There's a lot happening in Scotland this year, and we are not just talking about the independence referendum in September. In fact this year is perhaps the biggest ever in the history of Scottish tourism, with Homecoming Scotland 2014 a year-long extravaganza that offers everything from village events and bijou festivals through to headline- grabbing sporting spectaculars like the Ryder Cup and the Glasgow Commonwealth Games. No wonder travel pundits are flagging up 2014 as the year to visit Scotland.
The Scottish Diaspora around the world is said to number as many as 50 million people, and Homecoming Scotland 2014 aims to encourage all of them back to the motherland to enjoy the party – along with a healthy scattering of tourists and people from the rest oft the UK. The festival is built around a quintet of themes – Active, Food & Drink, Creative, Natural and Ancestry – with myriad happenings within each one. Naturally Burns Night – January 25 – hosts many events, including a Homecoming Burns Night Parade in Dumfries in southern Scotland. The event features a cast of over 2000 performers tasked with evoking the spirit of Scotland’s national bard with an original soundtrack, giant puppets and a whole host of colourful characters.
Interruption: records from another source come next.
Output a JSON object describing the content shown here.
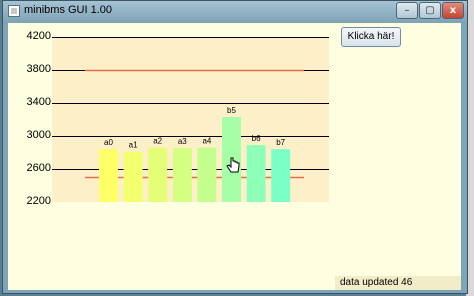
{
  "window": {
    "title": "minibms GUI 1.00"
  },
  "controls": {
    "minimize": "–",
    "maximize": "▢",
    "close": "x"
  },
  "button": {
    "label": "Klicka här!"
  },
  "status": {
    "text": "data updated 46"
  },
  "chart_data": {
    "type": "bar",
    "categories": [
      "a0",
      "a1",
      "a2",
      "a3",
      "a4",
      "b5",
      "b6",
      "b7"
    ],
    "values": [
      2840,
      2810,
      2860,
      2855,
      2860,
      3230,
      2890,
      2840
    ],
    "title": "",
    "xlabel": "",
    "ylabel": "",
    "ylim": [
      2200,
      4200
    ],
    "yticks": [
      4200,
      3800,
      3400,
      3000,
      2600,
      2200
    ],
    "reference_lines": [
      3800,
      2500
    ],
    "grid": true,
    "colors": [
      "#ffff66",
      "#f4ff6e",
      "#e4ff76",
      "#d4ff82",
      "#c4ff8e",
      "#a4ffa6",
      "#8effb8",
      "#7affc6"
    ],
    "reference_color": "#e07050"
  }
}
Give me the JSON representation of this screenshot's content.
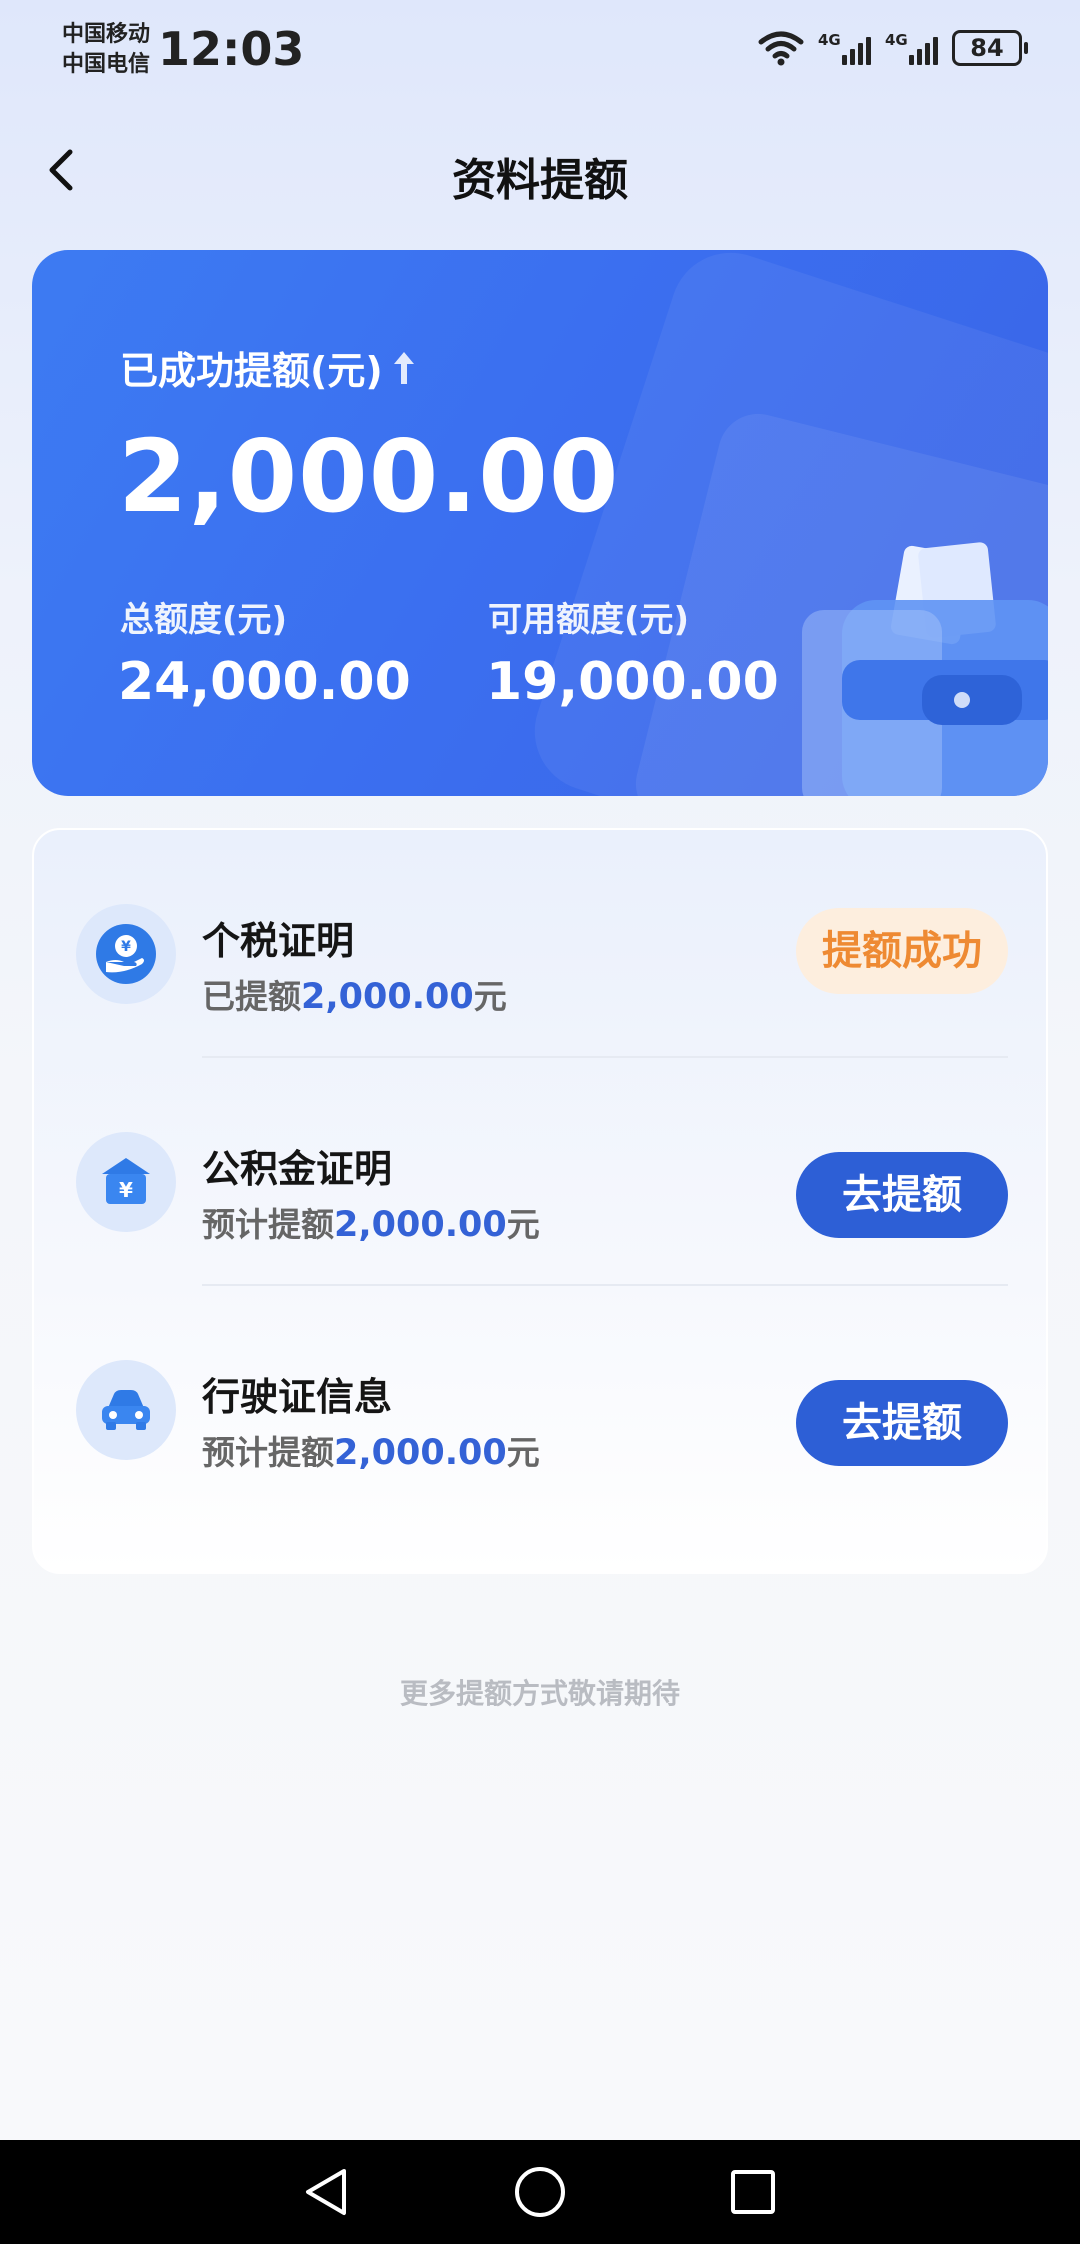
{
  "status_bar": {
    "carrier_1": "中国移动",
    "carrier_2": "中国电信",
    "time": "12:03",
    "net_1": "4G",
    "net_2": "4G",
    "battery": "84"
  },
  "header": {
    "title": "资料提额"
  },
  "hero": {
    "label": "已成功提额(元)",
    "amount": "2,000.00",
    "total_label": "总额度(元)",
    "total_value": "24,000.00",
    "available_label": "可用额度(元)",
    "available_value": "19,000.00"
  },
  "items": [
    {
      "title": "个税证明",
      "desc_prefix": "已提额",
      "amount": "2,000.00",
      "suffix": "元",
      "status": "提额成功",
      "icon": "hand-yuan-icon"
    },
    {
      "title": "公积金证明",
      "desc_prefix": "预计提额",
      "amount": "2,000.00",
      "suffix": "元",
      "action": "去提额",
      "icon": "house-yuan-icon"
    },
    {
      "title": "行驶证信息",
      "desc_prefix": "预计提额",
      "amount": "2,000.00",
      "suffix": "元",
      "action": "去提额",
      "icon": "car-icon"
    }
  ],
  "footer_note": "更多提额方式敬请期待",
  "colors": {
    "primary": "#2d5fd6",
    "hero_bg": "#3b6ff0",
    "success_text": "#ee8a33",
    "success_bg": "#fdeede",
    "amount_blue": "#3462d6"
  }
}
Chances are a lot of whiskey will be downed along with the neeps and tatties – all good prepartation for Whisky Month in May, = a rollicking month-long whisky extravaganza whichkicks off with the Sprit of Speyside Festival in Scotland’s whisky heartland, before spreading its malty tentacles around the country with open days at normally closed distilleries and wild ceilidhs planned. The month culminates with the Islay Festival of Music and Malt, with all the bijou island’s eight distilleries taking part.
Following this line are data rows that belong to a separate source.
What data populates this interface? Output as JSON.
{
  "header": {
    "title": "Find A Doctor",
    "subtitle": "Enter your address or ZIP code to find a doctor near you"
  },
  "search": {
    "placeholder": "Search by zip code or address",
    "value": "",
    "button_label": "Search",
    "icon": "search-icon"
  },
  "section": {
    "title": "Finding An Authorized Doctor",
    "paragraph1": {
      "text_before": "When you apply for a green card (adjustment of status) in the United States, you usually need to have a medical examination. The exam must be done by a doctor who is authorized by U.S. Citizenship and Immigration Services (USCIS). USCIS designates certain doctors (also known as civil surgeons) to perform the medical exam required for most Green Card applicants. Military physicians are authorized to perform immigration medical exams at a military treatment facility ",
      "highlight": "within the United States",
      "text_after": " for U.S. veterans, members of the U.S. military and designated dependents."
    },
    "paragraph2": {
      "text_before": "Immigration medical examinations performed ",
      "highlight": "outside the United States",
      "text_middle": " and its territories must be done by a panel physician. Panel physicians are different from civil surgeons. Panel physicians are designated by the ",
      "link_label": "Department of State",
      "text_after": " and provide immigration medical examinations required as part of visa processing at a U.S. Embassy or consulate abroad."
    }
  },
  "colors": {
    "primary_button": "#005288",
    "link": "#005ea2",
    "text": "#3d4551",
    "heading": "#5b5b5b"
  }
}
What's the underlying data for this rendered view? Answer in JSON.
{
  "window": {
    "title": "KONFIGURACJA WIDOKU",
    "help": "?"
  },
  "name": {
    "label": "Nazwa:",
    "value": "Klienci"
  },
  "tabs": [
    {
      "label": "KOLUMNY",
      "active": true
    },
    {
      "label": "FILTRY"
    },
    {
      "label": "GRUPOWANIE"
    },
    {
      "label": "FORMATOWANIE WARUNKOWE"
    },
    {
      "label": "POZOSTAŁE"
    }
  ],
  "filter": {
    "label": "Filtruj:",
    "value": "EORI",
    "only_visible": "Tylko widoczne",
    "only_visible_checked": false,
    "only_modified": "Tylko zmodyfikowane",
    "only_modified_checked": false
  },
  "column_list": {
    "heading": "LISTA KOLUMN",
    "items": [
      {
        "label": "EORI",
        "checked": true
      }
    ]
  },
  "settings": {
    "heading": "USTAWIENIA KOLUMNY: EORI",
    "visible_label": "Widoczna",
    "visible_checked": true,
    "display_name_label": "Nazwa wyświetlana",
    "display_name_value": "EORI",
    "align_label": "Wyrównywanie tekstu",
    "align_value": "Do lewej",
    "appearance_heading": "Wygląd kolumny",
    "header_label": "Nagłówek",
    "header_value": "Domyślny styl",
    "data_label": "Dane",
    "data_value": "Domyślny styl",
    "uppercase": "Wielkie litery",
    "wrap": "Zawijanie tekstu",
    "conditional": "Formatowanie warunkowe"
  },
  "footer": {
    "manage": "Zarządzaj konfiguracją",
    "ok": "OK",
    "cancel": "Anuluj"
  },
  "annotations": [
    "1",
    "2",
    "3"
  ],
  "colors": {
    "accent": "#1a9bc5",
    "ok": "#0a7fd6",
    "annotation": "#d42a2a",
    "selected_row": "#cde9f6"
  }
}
If whisky goes with music, traditionally both have also gone hand in hand with the conflicts that have darkened Scotland’s brutal history. The most celebrated battle is the famous victory at Bannockburn against a numerically superior English force in 1314. The 700th anniversary of Bannockburn will be celebrated from June 28–30, with the National Trust for Scotland staging the biggest ever re-enactment of the battle: Bannockburn Live.
Later in the year a number of global spectaculars catch the eye, with Glasgow hosting the Commonwealth Games in July, and Gleneagles the Ryder Cup in September – the latter a golfing battle between the Europe and the USA that has become one of the fiercest and most intense battles in world sport. The setting could not be any more fitting or dramatic amidst the rugged hills of rural Perthshire, at Gleneagles, whose fabulous courses are among the best in a country that is renowned as the home of golf.
Autumn also sees the epic MTV Europe Music Awards hit Scotland for only the second time. The gleaming new SSE Hydro in Glasgow will be the setting for this massive event with all the biggest names in music descending on an urban hub that has already been recognised as a UNESCO City of Music.
Finally, if Robert the Bruce remains an iconic figure for his
victory at Bannockburn, two of the most famous architectural icons of Scotland
are the Forth Bridge – a spectacular Victorian engineering marvel – and the Forth
Road Bridge. The latter celebrates its 50th birthday this year and
from September 4–13 the Forth
Bridges Festival will bring both sides of the estuary alive, with a flotilla of vessels including tall ships and warships, and an attempt
to stage the world’s largest ever sit down meal! The festival
will come to a spectacular close with a massive fireworks display that will see
double the amount of fireworks that famously explode for Edinburgh’s Hogmanay
go up in smoke.
You can find out more about Homecoming Scotland by visiting Visit Scotland’s official website here.